▶ _TASK TO COMPLETE_
Word for word, write the lines below out again, with no pictures.

▶ _SOURCE DATA_
________________

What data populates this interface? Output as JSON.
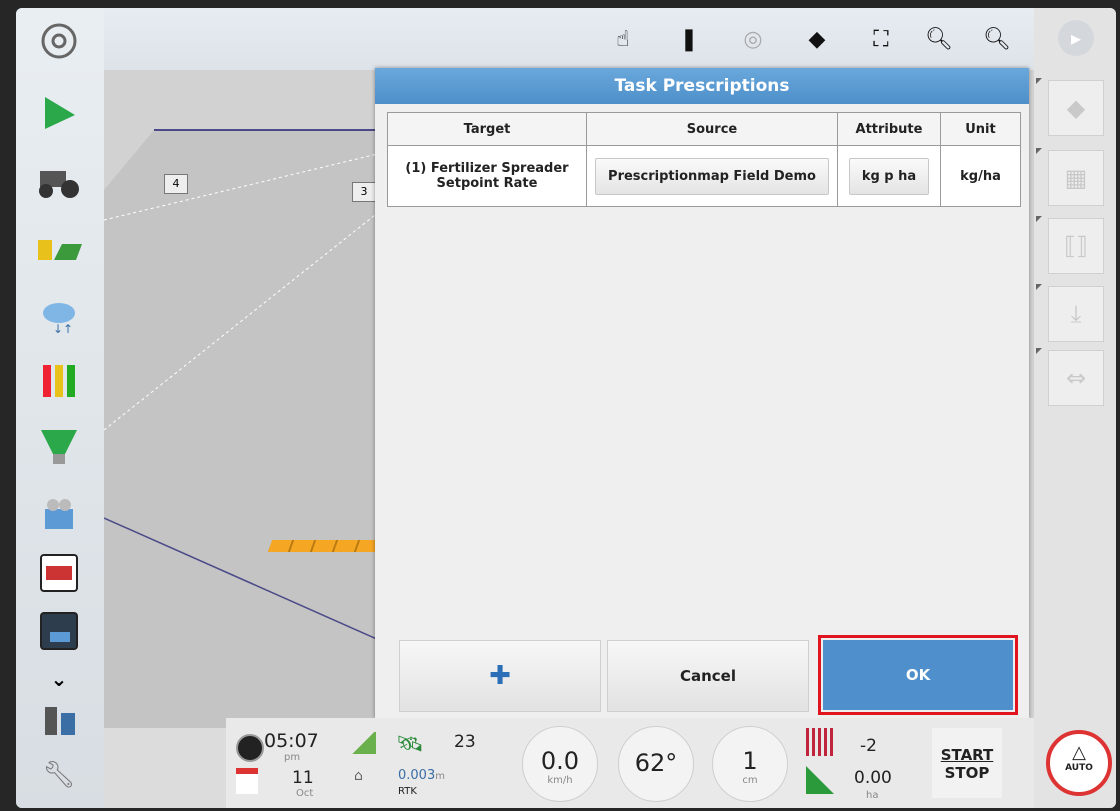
{
  "dialog": {
    "title": "Task Prescriptions",
    "columns": [
      "Target",
      "Source",
      "Attribute",
      "Unit"
    ],
    "rows": [
      {
        "target_line1": "(1) Fertilizer Spreader",
        "target_line2": "Setpoint Rate",
        "source": "Prescriptionmap Field Demo",
        "attribute": "kg p ha",
        "unit": "kg/ha"
      }
    ],
    "add_symbol": "✚",
    "cancel_label": "Cancel",
    "ok_label": "OK"
  },
  "map": {
    "marker_1": "4",
    "marker_2": "3"
  },
  "status": {
    "time": "05:07",
    "time_period": "pm",
    "date_day": "11",
    "date_month": "Oct",
    "satellites": "23",
    "accuracy": "0.003",
    "accuracy_unit": "m",
    "correction": "RTK",
    "speed": "0.0",
    "speed_unit": "km/h",
    "heading": "62°",
    "offset": "1",
    "offset_unit": "cm",
    "count": "-2",
    "area": "0.00",
    "area_unit": "ha",
    "start_label": "START",
    "stop_label": "STOP",
    "auto_label": "AUTO"
  },
  "colors": {
    "dialog_header": "#4d8fc9",
    "ok_button": "#4f8fcb",
    "highlight": "#e0141e",
    "implement": "#f5a623"
  }
}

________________

▶ _RESULT OF THE TASK_
What data populates this interface? Output as JSON.
{
  "dialog": {
    "title": "Task Prescriptions",
    "columns": [
      "Target",
      "Source",
      "Attribute",
      "Unit"
    ],
    "rows": [
      {
        "target_line1": "(1) Fertilizer Spreader",
        "target_line2": "Setpoint Rate",
        "source": "Prescriptionmap Field Demo",
        "attribute": "kg p ha",
        "unit": "kg/ha"
      }
    ],
    "add_symbol": "✚",
    "cancel_label": "Cancel",
    "ok_label": "OK"
  },
  "map": {
    "marker_1": "4",
    "marker_2": "3"
  },
  "status": {
    "time": "05:07",
    "time_period": "pm",
    "date_day": "11",
    "date_month": "Oct",
    "satellites": "23",
    "accuracy": "0.003",
    "accuracy_unit": "m",
    "correction": "RTK",
    "speed": "0.0",
    "speed_unit": "km/h",
    "heading": "62°",
    "offset": "1",
    "offset_unit": "cm",
    "count": "-2",
    "area": "0.00",
    "area_unit": "ha",
    "start_label": "START",
    "stop_label": "STOP",
    "auto_label": "AUTO"
  },
  "colors": {
    "dialog_header": "#4d8fc9",
    "ok_button": "#4f8fcb",
    "highlight": "#e0141e",
    "implement": "#f5a623"
  }
}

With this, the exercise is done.